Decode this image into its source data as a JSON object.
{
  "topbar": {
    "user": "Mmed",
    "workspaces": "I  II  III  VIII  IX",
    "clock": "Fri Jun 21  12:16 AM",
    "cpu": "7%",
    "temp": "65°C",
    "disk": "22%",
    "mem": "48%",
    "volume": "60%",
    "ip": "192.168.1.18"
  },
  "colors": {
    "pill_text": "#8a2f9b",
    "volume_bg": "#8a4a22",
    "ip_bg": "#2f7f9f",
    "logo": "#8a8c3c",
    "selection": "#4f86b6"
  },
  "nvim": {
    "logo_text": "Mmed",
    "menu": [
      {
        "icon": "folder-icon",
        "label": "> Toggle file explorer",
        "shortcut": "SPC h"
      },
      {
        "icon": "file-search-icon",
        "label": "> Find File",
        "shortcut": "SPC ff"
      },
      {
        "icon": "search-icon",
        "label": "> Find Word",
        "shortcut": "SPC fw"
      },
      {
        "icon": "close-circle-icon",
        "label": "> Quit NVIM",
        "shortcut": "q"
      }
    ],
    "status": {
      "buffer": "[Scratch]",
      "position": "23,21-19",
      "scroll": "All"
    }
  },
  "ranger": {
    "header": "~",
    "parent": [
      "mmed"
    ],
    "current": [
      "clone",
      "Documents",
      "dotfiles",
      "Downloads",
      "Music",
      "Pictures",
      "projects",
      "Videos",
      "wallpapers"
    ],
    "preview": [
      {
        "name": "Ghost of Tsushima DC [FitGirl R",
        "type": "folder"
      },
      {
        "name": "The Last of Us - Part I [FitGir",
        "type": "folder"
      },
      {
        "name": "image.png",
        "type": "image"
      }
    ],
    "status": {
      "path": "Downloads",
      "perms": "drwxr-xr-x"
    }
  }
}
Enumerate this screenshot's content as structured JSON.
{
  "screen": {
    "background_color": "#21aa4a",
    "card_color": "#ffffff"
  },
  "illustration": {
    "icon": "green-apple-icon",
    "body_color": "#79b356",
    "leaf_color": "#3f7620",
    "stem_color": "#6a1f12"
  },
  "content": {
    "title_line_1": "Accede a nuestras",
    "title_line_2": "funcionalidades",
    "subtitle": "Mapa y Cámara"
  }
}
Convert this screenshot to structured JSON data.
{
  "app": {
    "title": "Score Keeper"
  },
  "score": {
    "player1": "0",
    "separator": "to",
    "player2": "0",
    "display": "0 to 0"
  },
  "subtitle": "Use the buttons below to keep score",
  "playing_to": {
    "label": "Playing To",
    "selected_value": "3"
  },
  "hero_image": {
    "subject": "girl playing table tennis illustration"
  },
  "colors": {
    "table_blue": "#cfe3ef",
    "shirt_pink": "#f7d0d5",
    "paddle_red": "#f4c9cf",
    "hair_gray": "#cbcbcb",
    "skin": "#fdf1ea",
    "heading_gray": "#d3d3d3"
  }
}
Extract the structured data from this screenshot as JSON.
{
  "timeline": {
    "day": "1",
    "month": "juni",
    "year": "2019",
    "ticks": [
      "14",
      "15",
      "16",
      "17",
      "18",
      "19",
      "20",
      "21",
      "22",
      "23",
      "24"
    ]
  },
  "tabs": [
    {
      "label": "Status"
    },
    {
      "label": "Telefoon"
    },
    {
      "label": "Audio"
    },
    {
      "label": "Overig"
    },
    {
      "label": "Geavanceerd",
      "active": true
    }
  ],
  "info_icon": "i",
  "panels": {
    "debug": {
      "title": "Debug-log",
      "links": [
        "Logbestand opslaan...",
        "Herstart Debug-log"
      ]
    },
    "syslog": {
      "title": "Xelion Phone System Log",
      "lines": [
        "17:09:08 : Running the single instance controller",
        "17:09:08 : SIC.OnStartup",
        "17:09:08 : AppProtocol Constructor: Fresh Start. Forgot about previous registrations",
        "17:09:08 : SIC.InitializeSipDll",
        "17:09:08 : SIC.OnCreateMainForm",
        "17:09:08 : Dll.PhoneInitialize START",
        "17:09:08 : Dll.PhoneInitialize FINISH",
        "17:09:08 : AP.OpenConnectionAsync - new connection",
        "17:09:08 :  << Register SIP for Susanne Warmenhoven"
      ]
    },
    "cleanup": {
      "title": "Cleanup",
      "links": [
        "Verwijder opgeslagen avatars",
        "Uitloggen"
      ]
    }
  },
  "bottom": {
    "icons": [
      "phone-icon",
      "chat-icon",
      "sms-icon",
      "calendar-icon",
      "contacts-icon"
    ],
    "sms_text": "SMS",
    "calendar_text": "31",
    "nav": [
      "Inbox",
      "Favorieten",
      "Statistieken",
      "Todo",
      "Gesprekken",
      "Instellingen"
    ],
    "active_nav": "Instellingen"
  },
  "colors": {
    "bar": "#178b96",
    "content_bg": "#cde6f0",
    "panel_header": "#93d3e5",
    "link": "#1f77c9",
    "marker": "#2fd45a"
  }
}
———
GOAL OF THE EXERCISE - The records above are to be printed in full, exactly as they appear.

RESULT OF THE EXERCISE -
Decode this image into its source data as a JSON object.
{
  "topbar": {
    "user": "Mmed",
    "workspaces": "I  II  III  VIII  IX",
    "clock": "Fri Jun 21  12:16 AM",
    "cpu": "7%",
    "temp": "65°C",
    "disk": "22%",
    "mem": "48%",
    "volume": "60%",
    "ip": "192.168.1.18"
  },
  "colors": {
    "pill_text": "#8a2f9b",
    "volume_bg": "#8a4a22",
    "ip_bg": "#2f7f9f",
    "logo": "#8a8c3c",
    "selection": "#4f86b6"
  },
  "nvim": {
    "logo_text": "Mmed",
    "menu": [
      {
        "icon": "folder-icon",
        "label": "> Toggle file explorer",
        "shortcut": "SPC h"
      },
      {
        "icon": "file-search-icon",
        "label": "> Find File",
        "shortcut": "SPC ff"
      },
      {
        "icon": "search-icon",
        "label": "> Find Word",
        "shortcut": "SPC fw"
      },
      {
        "icon": "close-circle-icon",
        "label": "> Quit NVIM",
        "shortcut": "q"
      }
    ],
    "status": {
      "buffer": "[Scratch]",
      "position": "23,21-19",
      "scroll": "All"
    }
  },
  "ranger": {
    "header": "~",
    "parent": [
      "mmed"
    ],
    "current": [
      "clone",
      "Documents",
      "dotfiles",
      "Downloads",
      "Music",
      "Pictures",
      "projects",
      "Videos",
      "wallpapers"
    ],
    "preview": [
      {
        "name": "Ghost of Tsushima DC [FitGirl R",
        "type": "folder"
      },
      {
        "name": "The Last of Us - Part I [FitGir",
        "type": "folder"
      },
      {
        "name": "image.png",
        "type": "image"
      }
    ],
    "status": {
      "path": "Downloads",
      "perms": "drwxr-xr-x"
    }
  }
}
Enumerate this screenshot's content as structured JSON.
{
  "screen": {
    "background_color": "#21aa4a",
    "card_color": "#ffffff"
  },
  "illustration": {
    "icon": "green-apple-icon",
    "body_color": "#79b356",
    "leaf_color": "#3f7620",
    "stem_color": "#6a1f12"
  },
  "content": {
    "title_line_1": "Accede a nuestras",
    "title_line_2": "funcionalidades",
    "subtitle": "Mapa y Cámara"
  }
}
Convert this screenshot to structured JSON data.
{
  "app": {
    "title": "Score Keeper"
  },
  "score": {
    "player1": "0",
    "separator": "to",
    "player2": "0",
    "display": "0 to 0"
  },
  "subtitle": "Use the buttons below to keep score",
  "playing_to": {
    "label": "Playing To",
    "selected_value": "3"
  },
  "hero_image": {
    "subject": "girl playing table tennis illustration"
  },
  "colors": {
    "table_blue": "#cfe3ef",
    "shirt_pink": "#f7d0d5",
    "paddle_red": "#f4c9cf",
    "hair_gray": "#cbcbcb",
    "skin": "#fdf1ea",
    "heading_gray": "#d3d3d3"
  }
}
Extract the structured data from this screenshot as JSON.
{
  "timeline": {
    "day": "1",
    "month": "juni",
    "year": "2019",
    "ticks": [
      "14",
      "15",
      "16",
      "17",
      "18",
      "19",
      "20",
      "21",
      "22",
      "23",
      "24"
    ]
  },
  "tabs": [
    {
      "label": "Status"
    },
    {
      "label": "Telefoon"
    },
    {
      "label": "Audio"
    },
    {
      "label": "Overig"
    },
    {
      "label": "Geavanceerd",
      "active": true
    }
  ],
  "info_icon": "i",
  "panels": {
    "debug": {
      "title": "Debug-log",
      "links": [
        "Logbestand opslaan...",
        "Herstart Debug-log"
      ]
    },
    "syslog": {
      "title": "Xelion Phone System Log",
      "lines": [
        "17:09:08 : Running the single instance controller",
        "17:09:08 : SIC.OnStartup",
        "17:09:08 : AppProtocol Constructor: Fresh Start. Forgot about previous registrations",
        "17:09:08 : SIC.InitializeSipDll",
        "17:09:08 : SIC.OnCreateMainForm",
        "17:09:08 : Dll.PhoneInitialize START",
        "17:09:08 : Dll.PhoneInitialize FINISH",
        "17:09:08 : AP.OpenConnectionAsync - new connection",
        "17:09:08 :  << Register SIP for Susanne Warmenhoven"
      ]
    },
    "cleanup": {
      "title": "Cleanup",
      "links": [
        "Verwijder opgeslagen avatars",
        "Uitloggen"
      ]
    }
  },
  "bottom": {
    "icons": [
      "phone-icon",
      "chat-icon",
      "sms-icon",
      "calendar-icon",
      "contacts-icon"
    ],
    "sms_text": "SMS",
    "calendar_text": "31",
    "nav": [
      "Inbox",
      "Favorieten",
      "Statistieken",
      "Todo",
      "Gesprekken",
      "Instellingen"
    ],
    "active_nav": "Instellingen"
  },
  "colors": {
    "bar": "#178b96",
    "content_bg": "#cde6f0",
    "panel_header": "#93d3e5",
    "link": "#1f77c9",
    "marker": "#2fd45a"
  }
}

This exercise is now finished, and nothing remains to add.